YouTube released a list of some 50 channels which will be part of the program starting Thursday. Subscription rates go as high as $7.99 per month.
"Every channel has a 14-day free trial, and many offer discounted yearly rates," a YouTube blog post said.
"This is just the beginning. We'll be rolling paid channels out more broadly in the coming weeks as a self-service feature for qualifying partners. And as new channels appear, we'll be making sure you can discover them, just as we've been helping you find and subscribe to all the channels you love across YouTube."
Subscribers will be able to access the channels from a computer, phone, tablet or TV, "and soon you'll be able to subscribe to them from more devices," the statement said."
Google bought YouTube in 2006 for $1.65 billion. The service is believed to generate a small amount of revenue from advertising, but the content has been free up to now.
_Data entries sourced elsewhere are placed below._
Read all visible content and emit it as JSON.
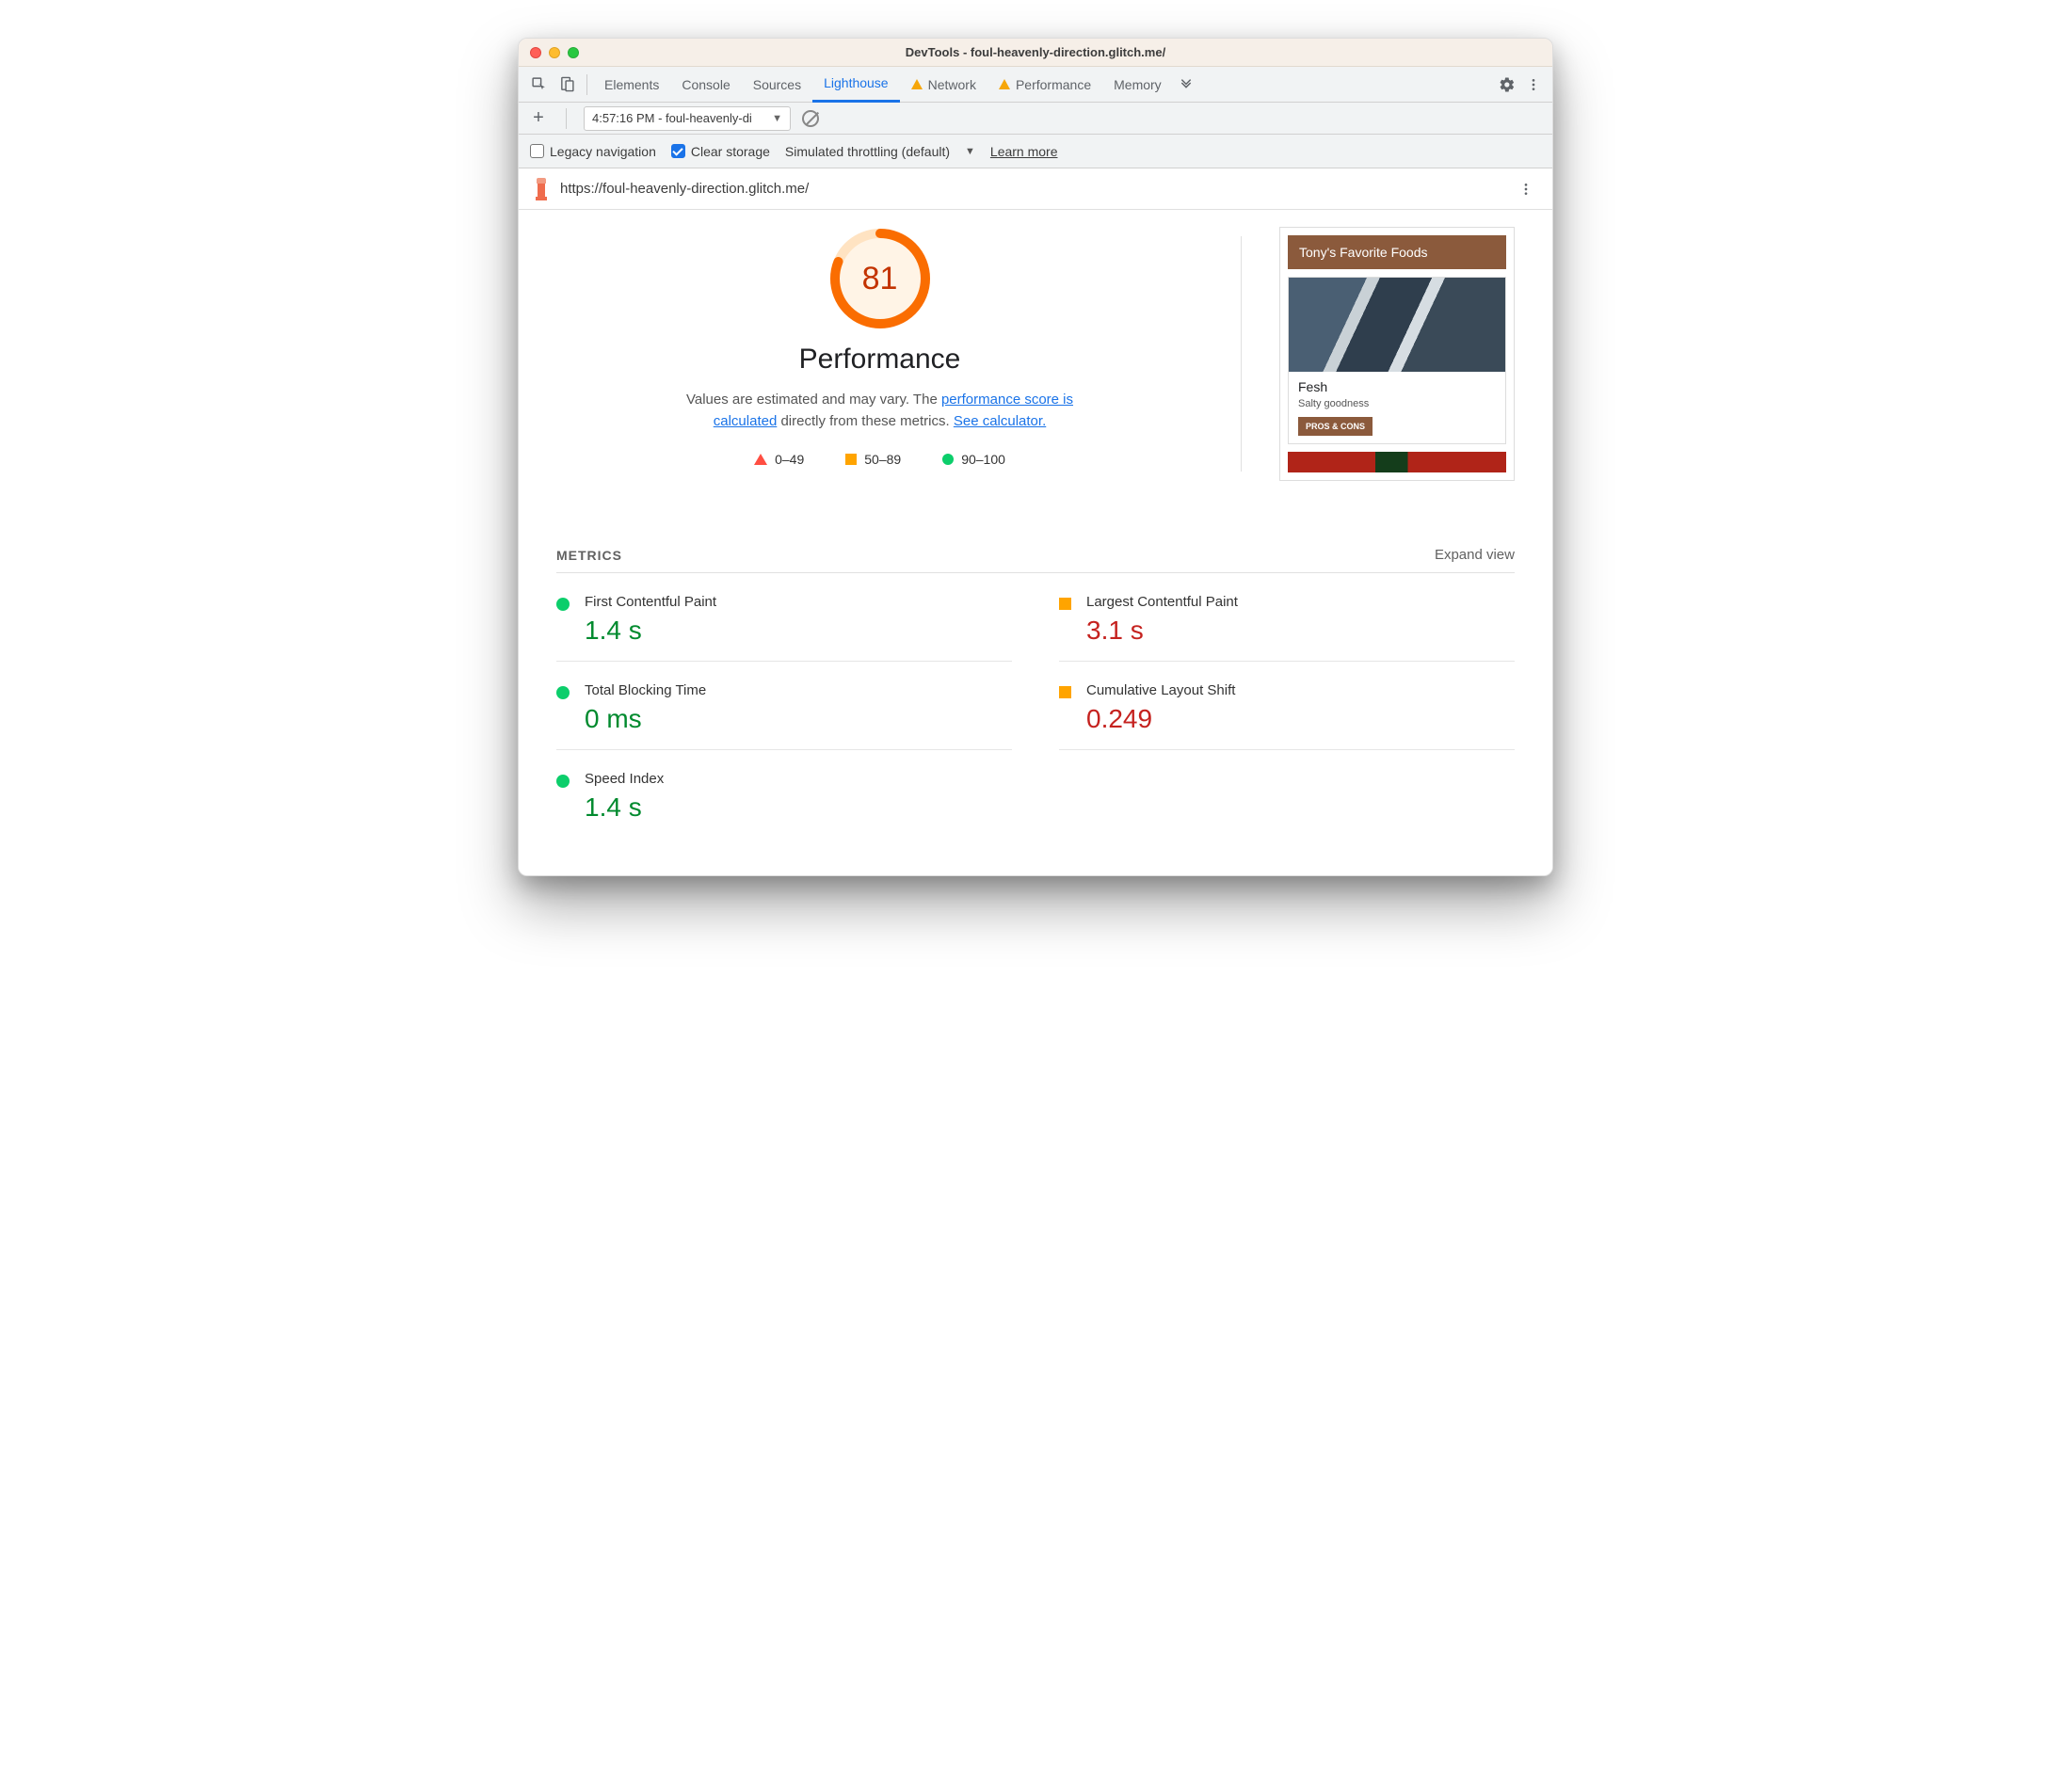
{
  "window": {
    "title": "DevTools - foul-heavenly-direction.glitch.me/"
  },
  "tabs": {
    "items": [
      "Elements",
      "Console",
      "Sources",
      "Lighthouse",
      "Network",
      "Performance",
      "Memory"
    ],
    "active": "Lighthouse",
    "warn": [
      "Network",
      "Performance"
    ]
  },
  "toolbar": {
    "run_label": "4:57:16 PM - foul-heavenly-di"
  },
  "options": {
    "legacy_label": "Legacy navigation",
    "legacy_checked": false,
    "clear_label": "Clear storage",
    "clear_checked": true,
    "throttle_label": "Simulated throttling (default)",
    "learn_more": "Learn more"
  },
  "urlbar": {
    "url": "https://foul-heavenly-direction.glitch.me/"
  },
  "gauge": {
    "score": "81",
    "pct": 0.81
  },
  "perf": {
    "title": "Performance",
    "desc_1": "Values are estimated and may vary. The ",
    "link_1": "performance score is calculated",
    "desc_2": " directly from these metrics. ",
    "link_2": "See calculator."
  },
  "legend": {
    "bad": "0–49",
    "mid": "50–89",
    "good": "90–100"
  },
  "preview": {
    "header": "Tony's Favorite Foods",
    "card_title": "Fesh",
    "card_sub": "Salty goodness",
    "card_btn": "PROS & CONS"
  },
  "metrics": {
    "heading": "METRICS",
    "expand": "Expand view",
    "items": [
      {
        "label": "First Contentful Paint",
        "value": "1.4 s",
        "status": "green"
      },
      {
        "label": "Largest Contentful Paint",
        "value": "3.1 s",
        "status": "amber",
        "vcolor": "red"
      },
      {
        "label": "Total Blocking Time",
        "value": "0 ms",
        "status": "green"
      },
      {
        "label": "Cumulative Layout Shift",
        "value": "0.249",
        "status": "amber",
        "vcolor": "red"
      },
      {
        "label": "Speed Index",
        "value": "1.4 s",
        "status": "green"
      }
    ]
  }
}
YouTube has gradually added professional content, such as full-length television shows and movies to its vast trove of amateur video offerings in a bid to attract advertisers.
The new paid channels include Acorn TV, which offers ad-free British TV programs at $4.99 per month; National Geographic Kids, at $2.99 a month or $30 a year; and PrimeZone Sports, at $2.99 per month.
Other channels offer programming from UFC (Ultimate Fighting Championship), Comedy.tv, and iAmplify Fitness. A children's channel from Sesame Street is also coming, YouTube said.
Absent from the list are the big media-entertainment firms such as Comcast and Time Warner, which offer their programs through services like Hulu or Netflix or their own subscription websites.
But YouTube said it had "more than one million channels generating revenue on YouTube," and added that "one of the most frequent requests we hear from these creators behind them is for more flexibility in monetizing and distributing content."
Earlier this year Google said more than a billion people use YouTube each month, with viewing on smartphones helping drive growth.
YouTube confirmed early this year that its evolution as an Internet stage for video may include subscriptions to content that creators expect people would pay to watch.
The video service has been gaining prominence in other areas, such as a launchpad for new musicians, and a forum for political discussion.